WORK TASK: Look through the listing for the string "placeholder" and copy out every line that holds it.
-------
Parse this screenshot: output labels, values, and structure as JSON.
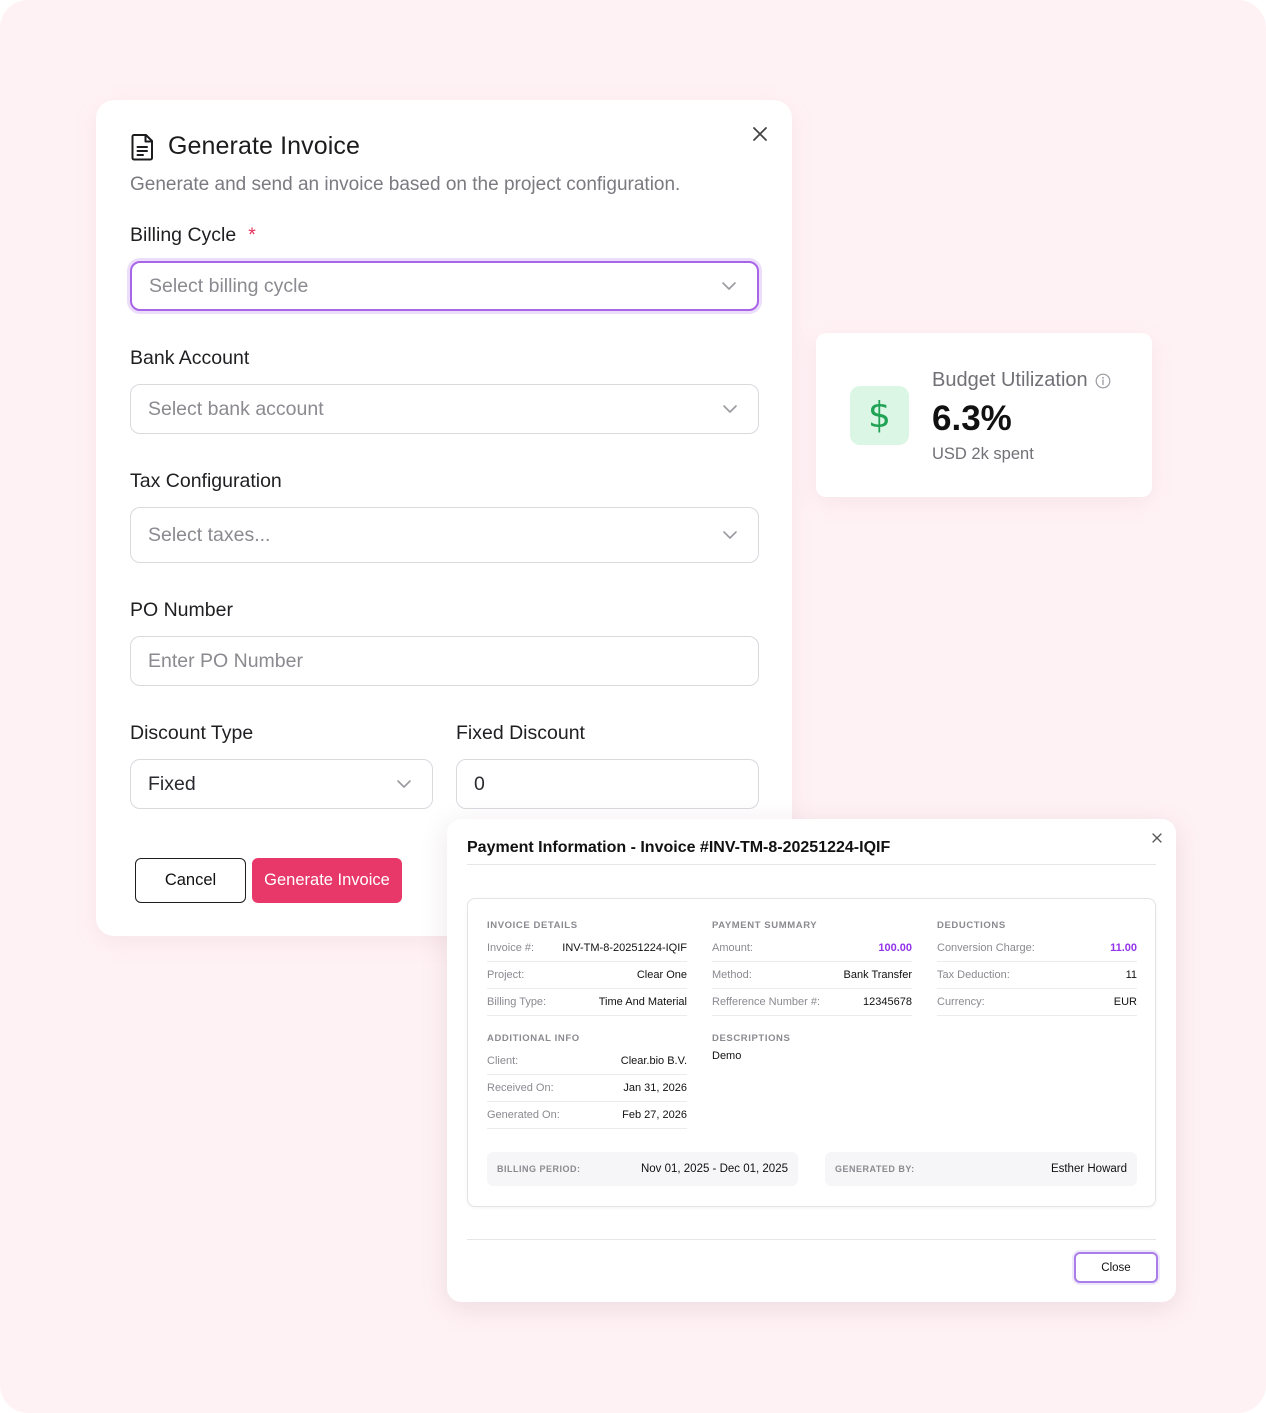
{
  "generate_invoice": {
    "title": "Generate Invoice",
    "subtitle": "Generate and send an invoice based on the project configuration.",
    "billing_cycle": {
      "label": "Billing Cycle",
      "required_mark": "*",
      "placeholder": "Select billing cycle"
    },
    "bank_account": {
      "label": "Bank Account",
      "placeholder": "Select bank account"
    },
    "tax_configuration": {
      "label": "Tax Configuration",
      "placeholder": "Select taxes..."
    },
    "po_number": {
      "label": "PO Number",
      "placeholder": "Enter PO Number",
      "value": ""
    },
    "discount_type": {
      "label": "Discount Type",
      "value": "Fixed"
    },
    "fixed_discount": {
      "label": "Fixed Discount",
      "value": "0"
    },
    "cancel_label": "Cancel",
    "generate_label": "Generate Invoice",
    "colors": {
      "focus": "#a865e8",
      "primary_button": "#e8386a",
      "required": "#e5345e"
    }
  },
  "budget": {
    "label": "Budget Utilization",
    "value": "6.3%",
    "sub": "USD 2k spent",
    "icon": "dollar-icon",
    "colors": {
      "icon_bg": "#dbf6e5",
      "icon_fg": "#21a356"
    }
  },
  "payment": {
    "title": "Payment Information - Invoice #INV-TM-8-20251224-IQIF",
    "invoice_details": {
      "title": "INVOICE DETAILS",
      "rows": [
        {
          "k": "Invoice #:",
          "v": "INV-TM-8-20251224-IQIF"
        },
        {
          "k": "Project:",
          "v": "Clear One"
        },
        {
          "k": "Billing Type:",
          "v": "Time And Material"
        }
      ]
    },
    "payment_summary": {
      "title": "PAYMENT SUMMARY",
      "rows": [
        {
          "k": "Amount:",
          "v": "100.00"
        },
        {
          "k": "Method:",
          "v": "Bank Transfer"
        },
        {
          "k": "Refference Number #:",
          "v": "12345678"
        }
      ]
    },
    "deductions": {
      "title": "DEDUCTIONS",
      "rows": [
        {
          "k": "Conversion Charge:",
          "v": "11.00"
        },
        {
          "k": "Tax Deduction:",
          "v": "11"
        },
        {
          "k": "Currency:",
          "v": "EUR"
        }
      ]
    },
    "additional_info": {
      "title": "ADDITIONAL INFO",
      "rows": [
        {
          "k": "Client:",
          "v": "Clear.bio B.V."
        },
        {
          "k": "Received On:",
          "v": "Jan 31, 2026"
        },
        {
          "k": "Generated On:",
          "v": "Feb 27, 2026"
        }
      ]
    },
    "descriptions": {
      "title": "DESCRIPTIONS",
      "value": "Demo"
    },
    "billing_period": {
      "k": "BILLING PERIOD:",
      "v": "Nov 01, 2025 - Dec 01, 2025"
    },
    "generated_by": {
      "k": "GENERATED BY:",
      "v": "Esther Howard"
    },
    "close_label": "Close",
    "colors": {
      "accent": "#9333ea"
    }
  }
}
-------
RESULT FOR THIS EXERCISE:
      "placeholder": "Select billing cycle"
      "placeholder": "Select bank account"
      "placeholder": "Select taxes..."
      "placeholder": "Enter PO Number",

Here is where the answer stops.